═════ Record excerpts
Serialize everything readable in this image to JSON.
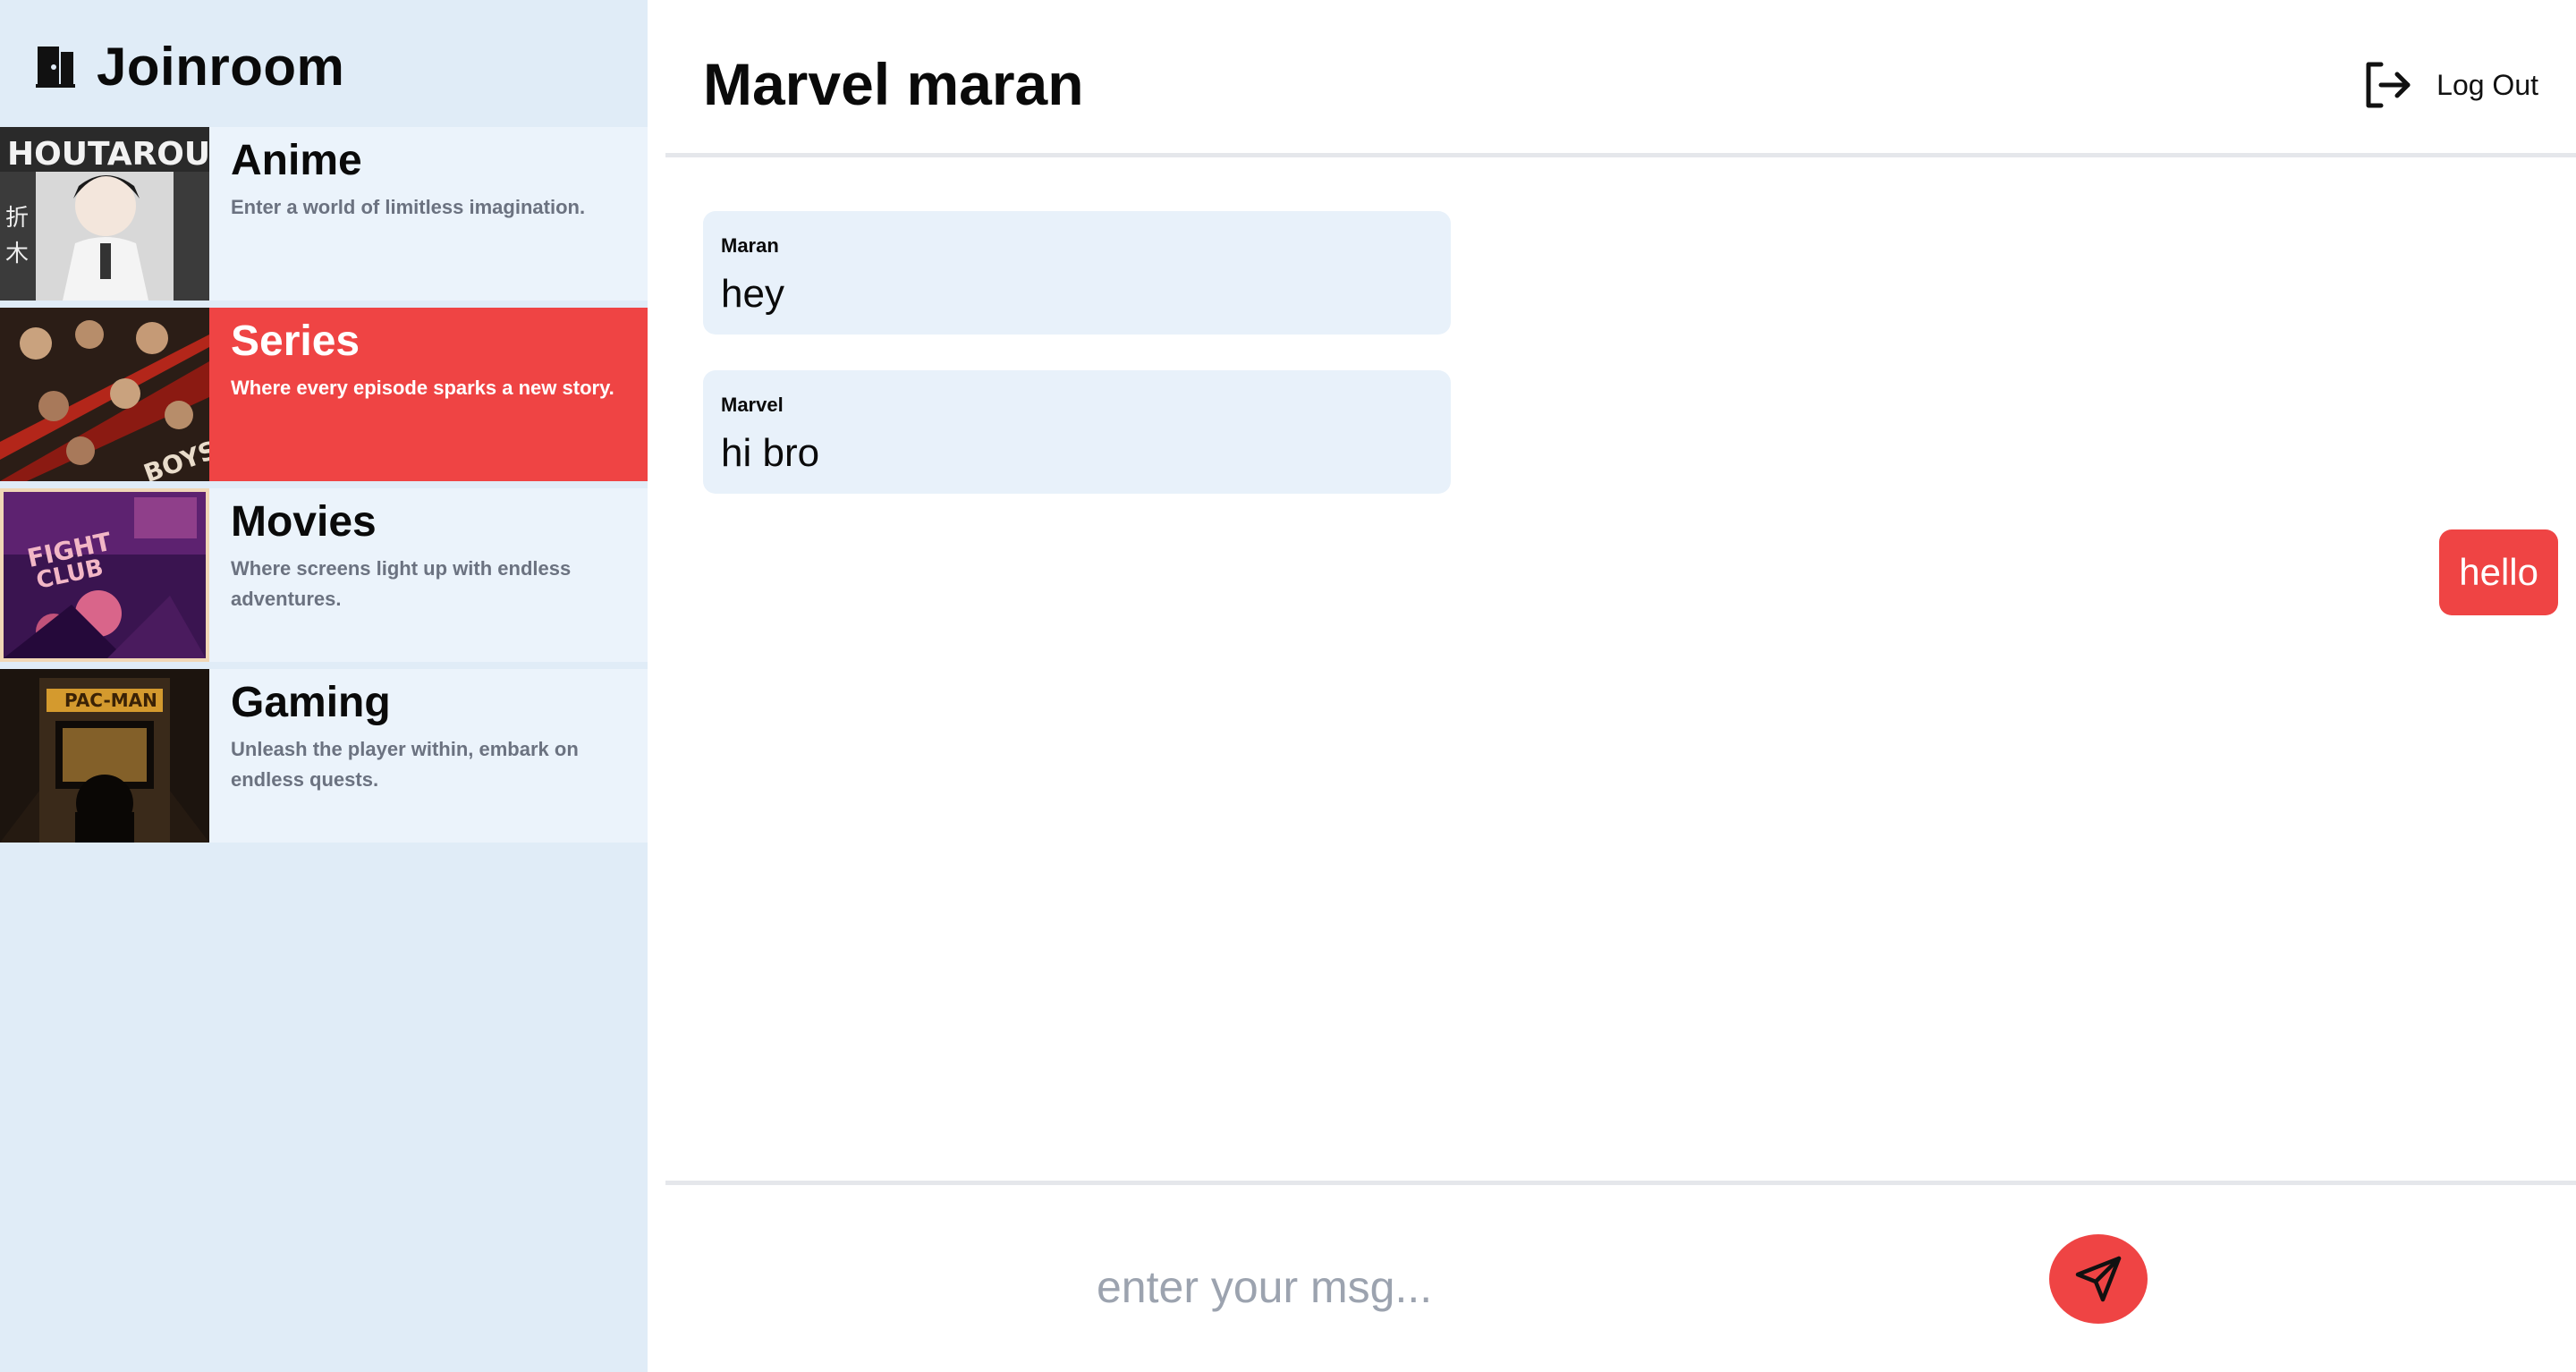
{
  "brand": {
    "title": "Joinroom",
    "icon": "door-icon"
  },
  "rooms": [
    {
      "title": "Anime",
      "description": "Enter a world of limitless imagination.",
      "active": false,
      "thumb": "anime-thumbnail"
    },
    {
      "title": "Series",
      "description": "Where every episode sparks a new story.",
      "active": true,
      "thumb": "series-thumbnail"
    },
    {
      "title": "Movies",
      "description": "Where screens light up with endless adventures.",
      "active": false,
      "thumb": "movies-thumbnail"
    },
    {
      "title": "Gaming",
      "description": "Unleash the player within, embark on endless quests.",
      "active": false,
      "thumb": "gaming-thumbnail"
    }
  ],
  "header": {
    "title": "Marvel maran",
    "logout_label": "Log Out",
    "logout_icon": "logout-icon"
  },
  "messages": [
    {
      "sender": "Maran",
      "text": "hey",
      "own": false
    },
    {
      "sender": "Marvel",
      "text": "hi bro",
      "own": false
    },
    {
      "sender": "",
      "text": "hello",
      "own": true
    }
  ],
  "composer": {
    "placeholder": "enter your msg...",
    "value": "",
    "send_icon": "send-icon"
  },
  "colors": {
    "accent": "#ef4444",
    "sidebar_bg": "#e0ecf7",
    "room_bg": "#ebf3fb",
    "incoming_bubble": "#e8f1fa",
    "divider": "#e5e7eb"
  }
}
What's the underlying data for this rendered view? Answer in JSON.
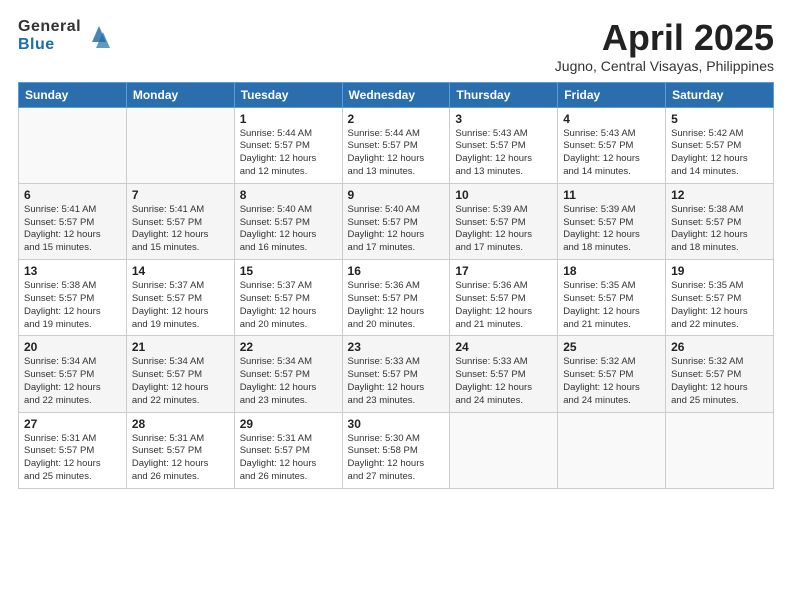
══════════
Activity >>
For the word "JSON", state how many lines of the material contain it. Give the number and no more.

Written response >>
2